** Opening DATA PROVIDED block **

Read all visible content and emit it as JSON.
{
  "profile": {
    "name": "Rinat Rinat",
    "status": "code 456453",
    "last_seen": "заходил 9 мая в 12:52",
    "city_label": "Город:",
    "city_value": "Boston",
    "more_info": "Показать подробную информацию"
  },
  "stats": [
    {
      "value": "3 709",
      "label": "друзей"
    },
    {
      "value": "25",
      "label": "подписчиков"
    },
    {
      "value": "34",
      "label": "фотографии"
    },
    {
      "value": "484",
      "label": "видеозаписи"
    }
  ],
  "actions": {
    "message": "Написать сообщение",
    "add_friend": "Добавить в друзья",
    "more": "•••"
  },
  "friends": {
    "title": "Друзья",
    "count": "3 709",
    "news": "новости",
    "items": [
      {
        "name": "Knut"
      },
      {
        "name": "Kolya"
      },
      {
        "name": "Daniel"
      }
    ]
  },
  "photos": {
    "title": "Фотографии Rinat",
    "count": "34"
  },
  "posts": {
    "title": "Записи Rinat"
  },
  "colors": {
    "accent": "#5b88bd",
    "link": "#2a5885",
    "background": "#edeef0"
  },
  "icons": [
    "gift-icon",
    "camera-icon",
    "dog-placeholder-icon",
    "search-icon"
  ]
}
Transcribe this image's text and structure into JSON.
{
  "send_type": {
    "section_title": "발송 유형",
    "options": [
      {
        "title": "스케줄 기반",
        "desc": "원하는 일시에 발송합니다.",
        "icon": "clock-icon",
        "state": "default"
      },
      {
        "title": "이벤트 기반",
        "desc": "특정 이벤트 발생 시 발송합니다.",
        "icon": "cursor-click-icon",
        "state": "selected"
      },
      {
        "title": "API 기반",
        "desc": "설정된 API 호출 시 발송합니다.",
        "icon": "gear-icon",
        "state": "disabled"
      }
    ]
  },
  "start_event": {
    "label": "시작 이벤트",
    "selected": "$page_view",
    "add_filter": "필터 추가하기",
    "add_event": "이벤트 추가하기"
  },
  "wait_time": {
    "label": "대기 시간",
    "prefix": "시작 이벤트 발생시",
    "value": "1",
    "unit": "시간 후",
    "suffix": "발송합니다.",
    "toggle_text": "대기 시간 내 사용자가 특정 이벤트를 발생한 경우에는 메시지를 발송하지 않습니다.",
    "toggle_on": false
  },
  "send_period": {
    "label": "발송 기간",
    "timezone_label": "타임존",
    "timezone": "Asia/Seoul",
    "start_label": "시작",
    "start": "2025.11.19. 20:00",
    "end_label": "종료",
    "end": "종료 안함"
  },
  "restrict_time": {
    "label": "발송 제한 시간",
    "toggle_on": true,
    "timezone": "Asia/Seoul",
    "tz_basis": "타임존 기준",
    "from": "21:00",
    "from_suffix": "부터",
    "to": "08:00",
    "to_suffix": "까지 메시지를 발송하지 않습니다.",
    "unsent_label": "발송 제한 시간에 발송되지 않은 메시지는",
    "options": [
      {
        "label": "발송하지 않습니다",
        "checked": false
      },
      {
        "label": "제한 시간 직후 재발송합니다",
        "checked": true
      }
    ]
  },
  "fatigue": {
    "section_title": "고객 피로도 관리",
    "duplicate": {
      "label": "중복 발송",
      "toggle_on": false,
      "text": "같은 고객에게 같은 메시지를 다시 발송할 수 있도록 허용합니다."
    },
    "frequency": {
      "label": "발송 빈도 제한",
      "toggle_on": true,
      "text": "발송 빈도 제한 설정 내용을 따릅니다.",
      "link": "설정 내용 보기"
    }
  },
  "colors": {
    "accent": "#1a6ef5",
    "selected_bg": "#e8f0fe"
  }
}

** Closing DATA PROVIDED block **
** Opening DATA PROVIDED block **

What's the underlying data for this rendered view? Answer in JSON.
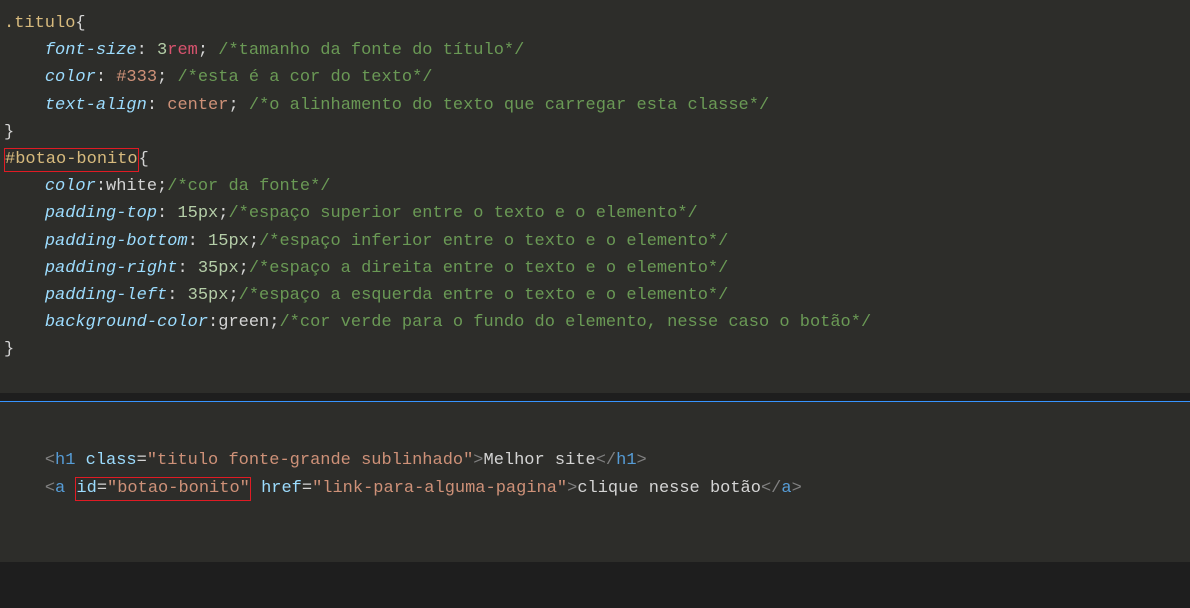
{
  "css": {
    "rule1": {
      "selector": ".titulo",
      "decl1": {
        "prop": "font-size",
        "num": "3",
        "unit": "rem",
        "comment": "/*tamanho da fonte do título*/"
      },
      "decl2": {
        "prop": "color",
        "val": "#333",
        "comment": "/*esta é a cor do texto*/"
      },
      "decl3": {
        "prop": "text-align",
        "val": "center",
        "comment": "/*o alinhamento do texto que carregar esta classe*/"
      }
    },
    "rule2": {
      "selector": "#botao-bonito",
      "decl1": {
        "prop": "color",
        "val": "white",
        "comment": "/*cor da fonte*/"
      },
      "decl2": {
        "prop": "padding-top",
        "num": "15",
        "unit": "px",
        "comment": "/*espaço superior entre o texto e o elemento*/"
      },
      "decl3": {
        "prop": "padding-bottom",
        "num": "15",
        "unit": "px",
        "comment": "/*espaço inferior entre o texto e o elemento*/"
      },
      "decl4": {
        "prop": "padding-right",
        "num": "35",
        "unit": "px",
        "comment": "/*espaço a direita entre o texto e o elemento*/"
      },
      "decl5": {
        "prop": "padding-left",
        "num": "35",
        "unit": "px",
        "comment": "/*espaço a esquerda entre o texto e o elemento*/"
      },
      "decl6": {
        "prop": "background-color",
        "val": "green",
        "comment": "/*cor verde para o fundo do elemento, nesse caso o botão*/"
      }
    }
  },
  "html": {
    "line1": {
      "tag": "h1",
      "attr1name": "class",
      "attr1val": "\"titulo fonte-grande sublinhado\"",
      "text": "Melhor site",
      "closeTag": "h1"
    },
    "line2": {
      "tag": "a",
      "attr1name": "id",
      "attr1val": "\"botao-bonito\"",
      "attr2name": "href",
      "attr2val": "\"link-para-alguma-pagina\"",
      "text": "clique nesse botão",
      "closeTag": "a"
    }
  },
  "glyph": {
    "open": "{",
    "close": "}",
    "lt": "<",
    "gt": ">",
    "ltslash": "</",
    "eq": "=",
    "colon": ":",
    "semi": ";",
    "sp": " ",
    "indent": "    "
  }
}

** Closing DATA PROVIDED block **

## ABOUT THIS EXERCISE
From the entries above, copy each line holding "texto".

## SOLUTION TO THE PROBLEM
        "comment": "/*esta é a cor do texto*/"
        "comment": "/*o alinhamento do texto que carregar esta classe*/"
        "comment": "/*espaço superior entre o texto e o elemento*/"
        "comment": "/*espaço inferior entre o texto e o elemento*/"
        "comment": "/*espaço a direita entre o texto e o elemento*/"
        "comment": "/*espaço a esquerda entre o texto e o elemento*/"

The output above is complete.